, Volume 13, Issue 2, pp 193–202

Can Self-declared Personal Values be Used to Identify those with Family Medicine Career Aspirations?

Authors

  • Renée A. Beach
    • Department of Clinical Epidemiology, Undergraduate MD program, Program for Educational Research and Development, MDCL 3522McMaster University
    • Department of Clinical Epidemiology and Biostatistics, Program for Educational Research and Development, MDCL 3522McMaster University
  • Harold I. Reiter
    • Department of Medicine, Program for Educational Research and Development, MDCL 3522McMaster University
Article

DOI: 10.1007/s10459-006-9034-2

Cite this article as:
Beach, R.A., Eva, K.W. & Reiter, H.I. Adv in Health Sci Educ (2008) 13: 193. doi:10.1007/s10459-006-9034-2

Abstract

Purpose

Self-declaration of personal values has been suggested as a means of identifying students with greater predilection for future primary care careers. While statistically significant differences have been demonstrated, absolute differences between those interested in primary care and those interested in specialist careers tend to be small. This study’s objective was to determine whether limited differences can nevertheless be used to identify those with particular interest in primary care.

Methods

Schwartz’ values were submitted to a paired comparison design in which respondents were asked to identify the value they held most dearly for possible pairings of values. 88 medical school applicants, 57 first year medical students, 78 final year medical students, and 34 admissions interviewers participated.
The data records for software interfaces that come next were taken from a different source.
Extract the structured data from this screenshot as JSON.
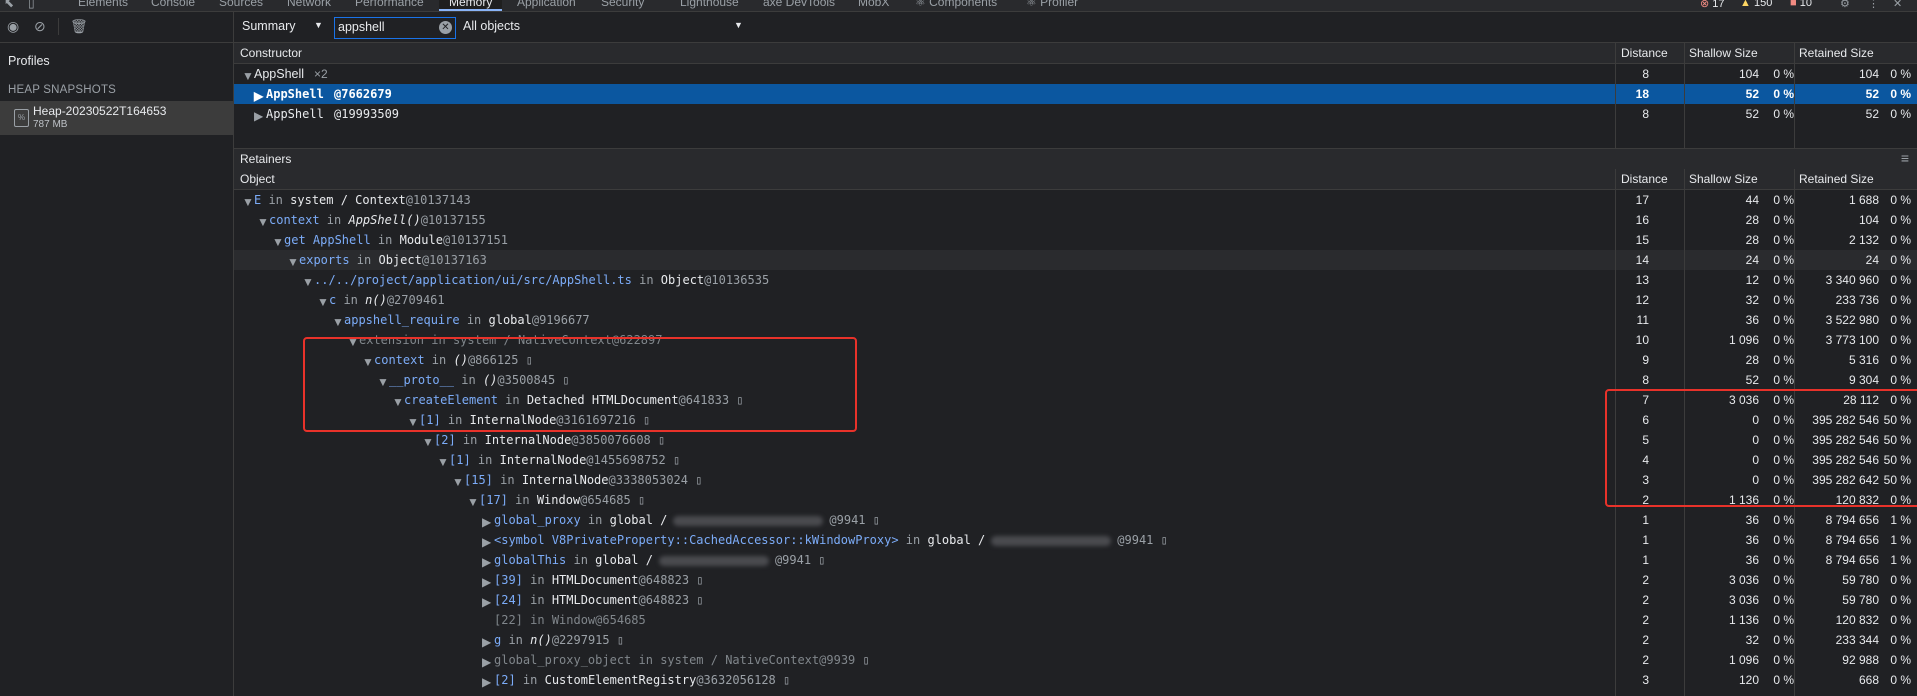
{
  "tabs": {
    "items": [
      "Elements",
      "Console",
      "Sources",
      "Network",
      "Performance",
      "Memory",
      "Application",
      "Security",
      "Lighthouse",
      "axe DevTools",
      "MobX",
      "Components",
      "Profiler"
    ],
    "active": "Memory",
    "errors": "17",
    "warnings": "150",
    "issues": "10"
  },
  "left": {
    "profiles_label": "Profiles",
    "heap_header": "HEAP SNAPSHOTS",
    "snapshot_name": "Heap-20230522T164653",
    "snapshot_size": "787 MB"
  },
  "toolbar": {
    "view": "Summary",
    "filter_value": "appshell",
    "objects": "All objects"
  },
  "constructor_grid": {
    "headers": {
      "name": "Constructor",
      "distance": "Distance",
      "shallow": "Shallow Size",
      "retained": "Retained Size"
    },
    "group": {
      "name": "AppShell",
      "count": "×2",
      "distance": "8",
      "shallow": "104",
      "shallow_pct": "0 %",
      "retained": "104",
      "retained_pct": "0 %"
    },
    "rows": [
      {
        "name": "AppShell",
        "id": "@7662679",
        "distance": "18",
        "shallow": "52",
        "shallow_pct": "0 %",
        "retained": "52",
        "retained_pct": "0 %"
      },
      {
        "name": "AppShell",
        "id": "@19993509",
        "distance": "8",
        "shallow": "52",
        "shallow_pct": "0 %",
        "retained": "52",
        "retained_pct": "0 %"
      }
    ]
  },
  "retainers": {
    "title": "Retainers",
    "menu_icon": "≡",
    "headers": {
      "name": "Object",
      "distance": "Distance",
      "shallow": "Shallow Size",
      "retained": "Retained Size"
    },
    "rows": [
      {
        "e": "E",
        "in": "system / Context",
        "id": "@10137143",
        "d": "17",
        "s": "44",
        "sp": "0 %",
        "r": "1 688",
        "rp": "0 %"
      },
      {
        "e": "context",
        "in": "AppShell()",
        "id": "@10137155",
        "d": "16",
        "s": "28",
        "sp": "0 %",
        "r": "104",
        "rp": "0 %"
      },
      {
        "e": "get AppShell",
        "in": "Module",
        "id": "@10137151",
        "d": "15",
        "s": "28",
        "sp": "0 %",
        "r": "2 132",
        "rp": "0 %"
      },
      {
        "e": "exports",
        "in": "Object",
        "id": "@10137163",
        "d": "14",
        "s": "24",
        "sp": "0 %",
        "r": "24",
        "rp": "0 %"
      },
      {
        "e": "../../project/application/ui/src/AppShell.ts",
        "in": "Object",
        "id": "@10136535",
        "d": "13",
        "s": "12",
        "sp": "0 %",
        "r": "3 340 960",
        "rp": "0 %"
      },
      {
        "e": "c",
        "in": "n()",
        "id": "@2709461",
        "d": "12",
        "s": "32",
        "sp": "0 %",
        "r": "233 736",
        "rp": "0 %"
      },
      {
        "e": "appshell_require",
        "in": "global",
        "id": "@9196677",
        "d": "11",
        "s": "36",
        "sp": "0 %",
        "r": "3 522 980",
        "rp": "0 %"
      },
      {
        "e": "extension",
        "in": "system / NativeContext",
        "id": "@622897",
        "d": "10",
        "s": "1 096",
        "sp": "0 %",
        "r": "3 773 100",
        "rp": "0 %"
      },
      {
        "e": "context",
        "in": "()",
        "id": "@866125",
        "d": "9",
        "s": "28",
        "sp": "0 %",
        "r": "5 316",
        "rp": "0 %"
      },
      {
        "e": "__proto__",
        "in": "()",
        "id": "@3500845",
        "d": "8",
        "s": "52",
        "sp": "0 %",
        "r": "9 304",
        "rp": "0 %"
      },
      {
        "e": "createElement",
        "in": "Detached HTMLDocument",
        "id": "@641833",
        "d": "7",
        "s": "3 036",
        "sp": "0 %",
        "r": "28 112",
        "rp": "0 %"
      },
      {
        "e": "[1]",
        "in": "InternalNode",
        "id": "@3161697216",
        "d": "6",
        "s": "0",
        "sp": "0 %",
        "r": "395 282 546",
        "rp": "50 %"
      },
      {
        "e": "[2]",
        "in": "InternalNode",
        "id": "@3850076608",
        "d": "5",
        "s": "0",
        "sp": "0 %",
        "r": "395 282 546",
        "rp": "50 %"
      },
      {
        "e": "[1]",
        "in": "InternalNode",
        "id": "@1455698752",
        "d": "4",
        "s": "0",
        "sp": "0 %",
        "r": "395 282 546",
        "rp": "50 %"
      },
      {
        "e": "[15]",
        "in": "InternalNode",
        "id": "@3338053024",
        "d": "3",
        "s": "0",
        "sp": "0 %",
        "r": "395 282 642",
        "rp": "50 %"
      },
      {
        "e": "[17]",
        "in": "Window",
        "id": "@654685",
        "d": "2",
        "s": "1 136",
        "sp": "0 %",
        "r": "120 832",
        "rp": "0 %"
      },
      {
        "e": "global_proxy",
        "in": "global /",
        "id": "@9941",
        "d": "1",
        "s": "36",
        "sp": "0 %",
        "r": "8 794 656",
        "rp": "1 %"
      },
      {
        "e": "<symbol V8PrivateProperty::CachedAccessor::kWindowProxy>",
        "in": "global /",
        "id": "@9941",
        "d": "1",
        "s": "36",
        "sp": "0 %",
        "r": "8 794 656",
        "rp": "1 %"
      },
      {
        "e": "globalThis",
        "in": "global /",
        "id": "@9941",
        "d": "1",
        "s": "36",
        "sp": "0 %",
        "r": "8 794 656",
        "rp": "1 %"
      },
      {
        "e": "[39]",
        "in": "HTMLDocument",
        "id": "@648823",
        "d": "2",
        "s": "3 036",
        "sp": "0 %",
        "r": "59 780",
        "rp": "0 %"
      },
      {
        "e": "[24]",
        "in": "HTMLDocument",
        "id": "@648823",
        "d": "2",
        "s": "3 036",
        "sp": "0 %",
        "r": "59 780",
        "rp": "0 %"
      },
      {
        "e": "[22]",
        "in": "Window",
        "id": "@654685",
        "d": "2",
        "s": "1 136",
        "sp": "0 %",
        "r": "120 832",
        "rp": "0 %"
      },
      {
        "e": "g",
        "in": "n()",
        "id": "@2297915",
        "d": "2",
        "s": "32",
        "sp": "0 %",
        "r": "233 344",
        "rp": "0 %"
      },
      {
        "e": "global_proxy_object",
        "in": "system / NativeContext",
        "id": "@9939",
        "d": "2",
        "s": "1 096",
        "sp": "0 %",
        "r": "92 988",
        "rp": "0 %"
      },
      {
        "e": "[2]",
        "in": "CustomElementRegistry",
        "id": "@3632056128",
        "d": "3",
        "s": "120",
        "sp": "0 %",
        "r": "668",
        "rp": "0 %"
      }
    ]
  },
  "colors": {
    "accent": "#8ab4f8",
    "selected_row": "#0b57a0",
    "annotation": "#e8322a"
  }
}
Applicant and medical student subgroups were analyzed as a whole and as a function of self-identified career interest (i.e., primarily interested in Family medicine or other specialty careers).

Results

The values statements were remarkably consistent (r > 0.90) between groups, regardless of which subgroups were analyzed.

Discussion

Despite apparent differences in the literature between those interested in primary care and those interested in other specialist careers, the differences are small and do not correlate with career aspirations in a way that could inform admissions decisions.

Keywords

family medicinepersonalityrecruitmentspecialty choice

Copyright information

© Springer Science+Business Media, Inc. 2006